Starting from scratch

Collaboration between teams at the Buck Institute for Research on Aging and the University of California at Berkeley has resulted in the identification of a serotonin receptor, HTR7, as a "key mediator" of eczema and other forms of itch. Their paper is published this week in the online journal Neuron.

Eczema is the term used for a number of debilitating skin conditions that can cause intense itching sensations, dry flaky skin and a flaming red rash. According to figures from the National Eczema Association (NEA), more than 30 million Americans may have it and it affects anyone from newborns to adults. The disease can erode quality of life as dramatically as does chronic pain by causing soreness, disfigurement and immobility. As a result of the appearance of symptoms, the disease often means significant social as well as physical discomfort. As yet, eczema is incurable and treatments to manage it are often less than fully effective.


Serotonin signals

Berkeley neuroscientist Dr. Diana Bautista focuses on research of the molecular basis of the sensations of itching, touch and pain while Buck's Dr. Rachel Brem is a geneticist who studies gene regulation. Bautista, Brem and their colleagues began by looking at genes that seemed to correlate with itching in genetically distinct mouse strains.

The scientists noticed that the itchiest mice had the greatest concentration of the serotonin receptor HTR7 in the neurons that allow communication with the skin. Serotonin is a chemical in the brain that acts as a neurotransmitter, sending nerve impulses around the body including to and from the skin. It has been linked with many physical functions, including migraine, mood regulation, pain perception, appetite and sexual desire. Because abnormal serotonin signaling has long been linked to a variety of human chronic itch disorders, including eczema, the scientists knew their discovery could be important.


New targets

The researchers conducted a host of follow-up experiments that substantiated the role of HTR7 in chronic itching. They discovered that, in mice, the reduction of HTR7 led to significantly less scratching and less severe skin lesions. "We are really excited about these results," says Bautista, "the dramatic decrease in itching suggests that HTR7 may represent a new drug target for chronic itch."

Itching and scratching can also be side effects of antidepressants that can elevate levels of serotonin in the skin. In the Buck/Berkeley study, this side effect was also observed in mice — the drug Zoloft caused intense scratching, which then stopped when levels of HTR7 were lowered. It is thought, therefore, that this newly discovered gene function may well be responsible for itching in patients taking antidepressants.

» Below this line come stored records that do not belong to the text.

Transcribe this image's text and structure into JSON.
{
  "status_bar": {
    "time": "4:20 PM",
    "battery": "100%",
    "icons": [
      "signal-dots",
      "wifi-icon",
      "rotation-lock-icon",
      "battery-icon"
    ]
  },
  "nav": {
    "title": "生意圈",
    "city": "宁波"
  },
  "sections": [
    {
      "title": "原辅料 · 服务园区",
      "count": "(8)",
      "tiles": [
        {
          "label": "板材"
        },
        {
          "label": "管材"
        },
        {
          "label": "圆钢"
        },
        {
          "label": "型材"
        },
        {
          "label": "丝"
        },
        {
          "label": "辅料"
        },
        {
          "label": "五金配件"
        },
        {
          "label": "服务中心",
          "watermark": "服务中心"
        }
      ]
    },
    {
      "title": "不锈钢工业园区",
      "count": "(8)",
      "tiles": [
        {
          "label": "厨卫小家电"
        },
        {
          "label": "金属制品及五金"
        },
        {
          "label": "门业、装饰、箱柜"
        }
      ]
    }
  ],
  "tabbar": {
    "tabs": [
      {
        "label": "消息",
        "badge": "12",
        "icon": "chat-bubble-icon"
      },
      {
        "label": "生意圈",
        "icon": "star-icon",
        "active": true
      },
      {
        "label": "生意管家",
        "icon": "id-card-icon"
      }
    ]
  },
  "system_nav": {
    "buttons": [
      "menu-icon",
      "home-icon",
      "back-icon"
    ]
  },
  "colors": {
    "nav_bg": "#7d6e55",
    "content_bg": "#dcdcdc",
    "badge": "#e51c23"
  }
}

In addition to eczema, Brem says, altered serotonin is linked to other forms of itch, including psoriasis and the irritation of allergic reactions. "An estimated 10 to 20 percent of the population will suffer from chronic itch at some point in their lifetime," she says. "In addition to eczema, chronic itch can stem from systemic conditions including kidney failure, cirrhosis and some cancers. Understanding the molecular basis of chronic itch is of significant clinical interest, and now there is a new target available to explore."

If you have noticed an increase in the amount you itch or you are experiencing outbreaks of rash or dry and reddened skin, it might be time to talk to your doctor about possible causes, your allergies and their treatments.

In the meantime, the NEA offers some sensible advice on looking after sensitive skin:

  • Moisturize every day.
  • Wear cotton or soft fabrics. Avoid rough, scratchy fibers and tight clothing.
  • Take lukewarm baths and showers, using mild soap or non-soap cleanser
  • Gently pat your skin dry with a soft towel — do not rub.
  • Apply a moisturizer within 3 minutes after bathing to “lock in” moisture.
  • When possible, avoid rapid changes of temperature and activities that make you sweat.
  • Learn your eczema triggers and avoid them.
  • Use a humidifier in dry or cold weather.
  • Keep your fingernails short to help keep scratching from breaking the skin.
  • Some people with allergies find it helps to remove carpets from their house, and give pets dander treatments.